Just Ask Happy: Stacked Microvia Reliability Issues


Reading time ( words)

We asked for you to send in your questions for Happy Holden, and you took us up on it! The questions you've posed run the gamut, covering technology, the worldwide fab market, and everything in between. Enjoy.

Q: Stacked microvias look good on paper, but they may have reliability problems. What are the best rules for designing stacked microvias to ensure a reliable PCB?

A: The current best practice is stacking no more than two layers, and then moving over for the next buried or blind via or stacking two layers there. The stacked vias should never be stacked on any buried vias.

An IPC committee is currently testing various stacked via configurations to have a comparison for reliability and testing coupons and design. Hopefully, they will also get at the root cause of why stacked microvias are failing at their interface.

To pose your own question for Happy Holden, take the survey by clicking here.

Share

Print


Suggested Items

I-Connect007 Editor’s Choice: Five Must-Reads for the Week

10/23/2020 | Andy Shaughnessy, Design007 Magazine
After a crazy year like this, we shouldn’t be surprised that this trade show season is unlike any other. Here’s one of the many “silver linings” of 2020: We actually dodged a bullet earlier this year when COVID-19 hit after most of our industry’s big events had taken place. In this week’s top five, we have an assortment of trade show and conference news items, plus a few examples of technological trends and innovation.

I-Connect007 Editor's Choice: Five Must-Reads for the Week

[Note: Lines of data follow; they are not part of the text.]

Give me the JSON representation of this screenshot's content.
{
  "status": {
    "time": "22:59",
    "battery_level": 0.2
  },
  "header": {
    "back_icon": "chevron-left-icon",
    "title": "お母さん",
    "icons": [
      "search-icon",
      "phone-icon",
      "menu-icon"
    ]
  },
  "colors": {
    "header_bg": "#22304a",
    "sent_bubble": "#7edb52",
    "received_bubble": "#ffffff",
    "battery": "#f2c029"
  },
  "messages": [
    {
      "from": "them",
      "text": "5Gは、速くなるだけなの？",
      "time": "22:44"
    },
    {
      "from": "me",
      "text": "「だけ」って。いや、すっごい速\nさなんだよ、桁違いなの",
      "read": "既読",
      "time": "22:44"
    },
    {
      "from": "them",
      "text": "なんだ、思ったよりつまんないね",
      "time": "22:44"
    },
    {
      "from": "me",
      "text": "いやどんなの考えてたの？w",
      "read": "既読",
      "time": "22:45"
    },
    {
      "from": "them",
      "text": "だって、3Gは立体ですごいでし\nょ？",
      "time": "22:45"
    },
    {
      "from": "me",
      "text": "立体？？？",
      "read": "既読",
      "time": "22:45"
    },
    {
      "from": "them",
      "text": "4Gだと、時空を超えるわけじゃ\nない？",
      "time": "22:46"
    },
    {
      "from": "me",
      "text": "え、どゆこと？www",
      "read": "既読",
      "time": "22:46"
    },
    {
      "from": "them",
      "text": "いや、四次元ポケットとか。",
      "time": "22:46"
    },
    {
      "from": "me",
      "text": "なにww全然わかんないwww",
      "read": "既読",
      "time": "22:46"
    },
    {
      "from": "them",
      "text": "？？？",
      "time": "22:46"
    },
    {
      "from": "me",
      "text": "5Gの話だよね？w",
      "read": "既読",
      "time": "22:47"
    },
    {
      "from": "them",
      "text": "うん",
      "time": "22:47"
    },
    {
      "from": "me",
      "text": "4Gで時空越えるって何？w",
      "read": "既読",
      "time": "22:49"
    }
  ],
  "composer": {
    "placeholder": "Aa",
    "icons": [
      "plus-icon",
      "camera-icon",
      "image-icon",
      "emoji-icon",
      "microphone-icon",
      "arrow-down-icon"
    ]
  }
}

10/09/2020 | Andy Shaughnessy, Design007 Magazine
It’s showtime! This past week, we saw quite a bit of news about virtual trade shows. It’s great to see show managers pivot from live, in-person events to virtual shows with only a few months to make it all happen. How would you like to be a show manager today?

Combatting Thermal Challenges With TRM Software

10/07/2020 | I-Connect007 Editorial Team
Johannes Adam is the creator of a simulation tool called Thermal Risk Management (TRM) used to help PCB designers and design engineers predict hot spots on the board before during layout. He and Douglas Brooks, founder of UltraCAD Design, have used the tool to produce several technical articles and a book on the subject. In this interview, they tackle the biggest misconceptions they see from designers and engineers who deal with thermal management issues.



Copyright © 2020 I-Connect007. All rights reserved.